Stored records:
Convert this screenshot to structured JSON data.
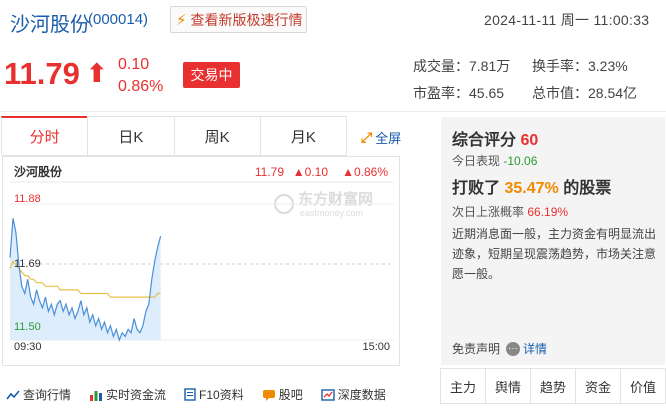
{
  "header": {
    "name": "沙河股份",
    "code": "(000014)",
    "quote_button": "查看新版极速行情",
    "datetime": "2024-11-11 周一 11:00:33"
  },
  "quote": {
    "price": "11.79",
    "arrow": "⬆",
    "change": "0.10",
    "change_pct": "0.86%",
    "status": "交易中"
  },
  "stats": {
    "volume_label": "成交量：",
    "volume": "7.81万",
    "turnover_label": "换手率：",
    "turnover": "3.23%",
    "pe_label": "市盈率：",
    "pe": "45.65",
    "mcap_label": "总市值：",
    "mcap": "28.54亿"
  },
  "tabs": [
    "分时",
    "日K",
    "周K",
    "月K"
  ],
  "fullscreen": "全屏",
  "chart": {
    "name": "沙河股份",
    "price": "11.79",
    "change": "▲0.10",
    "change_pct": "▲0.86%",
    "high_label": "11.88",
    "mid_label": "11.69",
    "low_label": "11.50",
    "start_time": "09:30",
    "end_time": "15:00",
    "watermark_cn": "东方财富网",
    "watermark_en": "eastmoney.com"
  },
  "chart_data": {
    "type": "line",
    "ylim": [
      11.5,
      11.88
    ],
    "reference": 11.69,
    "series": [
      {
        "values": [
          11.73,
          11.84,
          11.8,
          11.71,
          11.65,
          11.63,
          11.67,
          11.62,
          11.6,
          11.64,
          11.61,
          11.59,
          11.62,
          11.58,
          11.6,
          11.57,
          11.6,
          11.61,
          11.58,
          11.6,
          11.57,
          11.59,
          11.56,
          11.58,
          11.61,
          11.57,
          11.59,
          11.55,
          11.57,
          11.54,
          11.56,
          11.53,
          11.55,
          11.52,
          11.54,
          11.51,
          11.53,
          11.5,
          11.52,
          11.51,
          11.53,
          11.52,
          11.56,
          11.53,
          11.52,
          11.54,
          11.58,
          11.6,
          11.67,
          11.72,
          11.76,
          11.79
        ]
      },
      {
        "values": [
          11.7,
          11.72,
          11.71,
          11.7,
          11.69,
          11.68,
          11.68,
          11.67,
          11.67,
          11.66,
          11.66,
          11.66,
          11.65,
          11.65,
          11.65,
          11.65,
          11.65,
          11.64,
          11.64,
          11.64,
          11.64,
          11.64,
          11.64,
          11.64,
          11.63,
          11.63,
          11.63,
          11.63,
          11.63,
          11.63,
          11.63,
          11.63,
          11.63,
          11.63,
          11.62,
          11.62,
          11.62,
          11.62,
          11.62,
          11.62,
          11.62,
          11.62,
          11.62,
          11.62,
          11.62,
          11.62,
          11.62,
          11.62,
          11.62,
          11.62,
          11.63,
          11.63
        ]
      }
    ],
    "colors": {
      "price_line": "#4a8fd8",
      "avg_line": "#e8c24a",
      "fill": "#d5e8fb"
    }
  },
  "panel": {
    "title": "综合评分",
    "score": "60",
    "today_label": "今日表现",
    "today_value": "-10.06",
    "beat_prefix": "打败了",
    "beat_pct": "35.47%",
    "beat_suffix": "的股票",
    "nextday_label": "次日上涨概率",
    "nextday_value": "66.19%",
    "description": "近期消息面一般，主力资金有明显流出迹象，短期呈现震荡趋势，市场关注意愿一般。",
    "disclaimer": "免责声明",
    "detail": "详情"
  },
  "right_tabs": [
    "主力",
    "舆情",
    "趋势",
    "资金",
    "价值"
  ],
  "bottom_links": [
    {
      "label": "查询行情",
      "icon": "chart-line-icon"
    },
    {
      "label": "实时资金流",
      "icon": "bar-chart-icon"
    },
    {
      "label": "F10资料",
      "icon": "document-icon"
    },
    {
      "label": "股吧",
      "icon": "forum-icon"
    },
    {
      "label": "深度数据",
      "icon": "data-icon"
    }
  ],
  "colors": {
    "up": "#e93030",
    "down": "#2a9a35",
    "link": "#1a5dab",
    "accent": "#f08a00"
  }
}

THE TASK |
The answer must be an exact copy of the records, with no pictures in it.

ANSWER BOX |
Convert this screenshot to structured JSON data.
{
  "header": {
    "name": "沙河股份",
    "code": "(000014)",
    "quote_button": "查看新版极速行情",
    "datetime": "2024-11-11 周一 11:00:33"
  },
  "quote": {
    "price": "11.79",
    "arrow": "⬆",
    "change": "0.10",
    "change_pct": "0.86%",
    "status": "交易中"
  },
  "stats": {
    "volume_label": "成交量：",
    "volume": "7.81万",
    "turnover_label": "换手率：",
    "turnover": "3.23%",
    "pe_label": "市盈率：",
    "pe": "45.65",
    "mcap_label": "总市值：",
    "mcap": "28.54亿"
  },
  "tabs": [
    "分时",
    "日K",
    "周K",
    "月K"
  ],
  "fullscreen": "全屏",
  "chart": {
    "name": "沙河股份",
    "price": "11.79",
    "change": "▲0.10",
    "change_pct": "▲0.86%",
    "high_label": "11.88",
    "mid_label": "11.69",
    "low_label": "11.50",
    "start_time": "09:30",
    "end_time": "15:00",
    "watermark_cn": "东方财富网",
    "watermark_en": "eastmoney.com"
  },
  "chart_data": {
    "type": "line",
    "ylim": [
      11.5,
      11.88
    ],
    "reference": 11.69,
    "series": [
      {
        "values": [
          11.73,
          11.84,
          11.8,
          11.71,
          11.65,
          11.63,
          11.67,
          11.62,
          11.6,
          11.64,
          11.61,
          11.59,
          11.62,
          11.58,
          11.6,
          11.57,
          11.6,
          11.61,
          11.58,
          11.6,
          11.57,
          11.59,
          11.56,
          11.58,
          11.61,
          11.57,
          11.59,
          11.55,
          11.57,
          11.54,
          11.56,
          11.53,
          11.55,
          11.52,
          11.54,
          11.51,
          11.53,
          11.5,
          11.52,
          11.51,
          11.53,
          11.52,
          11.56,
          11.53,
          11.52,
          11.54,
          11.58,
          11.6,
          11.67,
          11.72,
          11.76,
          11.79
        ]
      },
      {
        "values": [
          11.7,
          11.72,
          11.71,
          11.7,
          11.69,
          11.68,
          11.68,
          11.67,
          11.67,
          11.66,
          11.66,
          11.66,
          11.65,
          11.65,
          11.65,
          11.65,
          11.65,
          11.64,
          11.64,
          11.64,
          11.64,
          11.64,
          11.64,
          11.64,
          11.63,
          11.63,
          11.63,
          11.63,
          11.63,
          11.63,
          11.63,
          11.63,
          11.63,
          11.63,
          11.62,
          11.62,
          11.62,
          11.62,
          11.62,
          11.62,
          11.62,
          11.62,
          11.62,
          11.62,
          11.62,
          11.62,
          11.62,
          11.62,
          11.62,
          11.62,
          11.63,
          11.63
        ]
      }
    ],
    "colors": {
      "price_line": "#4a8fd8",
      "avg_line": "#e8c24a",
      "fill": "#d5e8fb"
    }
  },
  "panel": {
    "title": "综合评分",
    "score": "60",
    "today_label": "今日表现",
    "today_value": "-10.06",
    "beat_prefix": "打败了",
    "beat_pct": "35.47%",
    "beat_suffix": "的股票",
    "nextday_label": "次日上涨概率",
    "nextday_value": "66.19%",
    "description": "近期消息面一般，主力资金有明显流出迹象，短期呈现震荡趋势，市场关注意愿一般。",
    "disclaimer": "免责声明",
    "detail": "详情"
  },
  "right_tabs": [
    "主力",
    "舆情",
    "趋势",
    "资金",
    "价值"
  ],
  "bottom_links": [
    {
      "label": "查询行情",
      "icon": "chart-line-icon"
    },
    {
      "label": "实时资金流",
      "icon": "bar-chart-icon"
    },
    {
      "label": "F10资料",
      "icon": "document-icon"
    },
    {
      "label": "股吧",
      "icon": "forum-icon"
    },
    {
      "label": "深度数据",
      "icon": "data-icon"
    }
  ],
  "colors": {
    "up": "#e93030",
    "down": "#2a9a35",
    "link": "#1a5dab",
    "accent": "#f08a00"
  }
}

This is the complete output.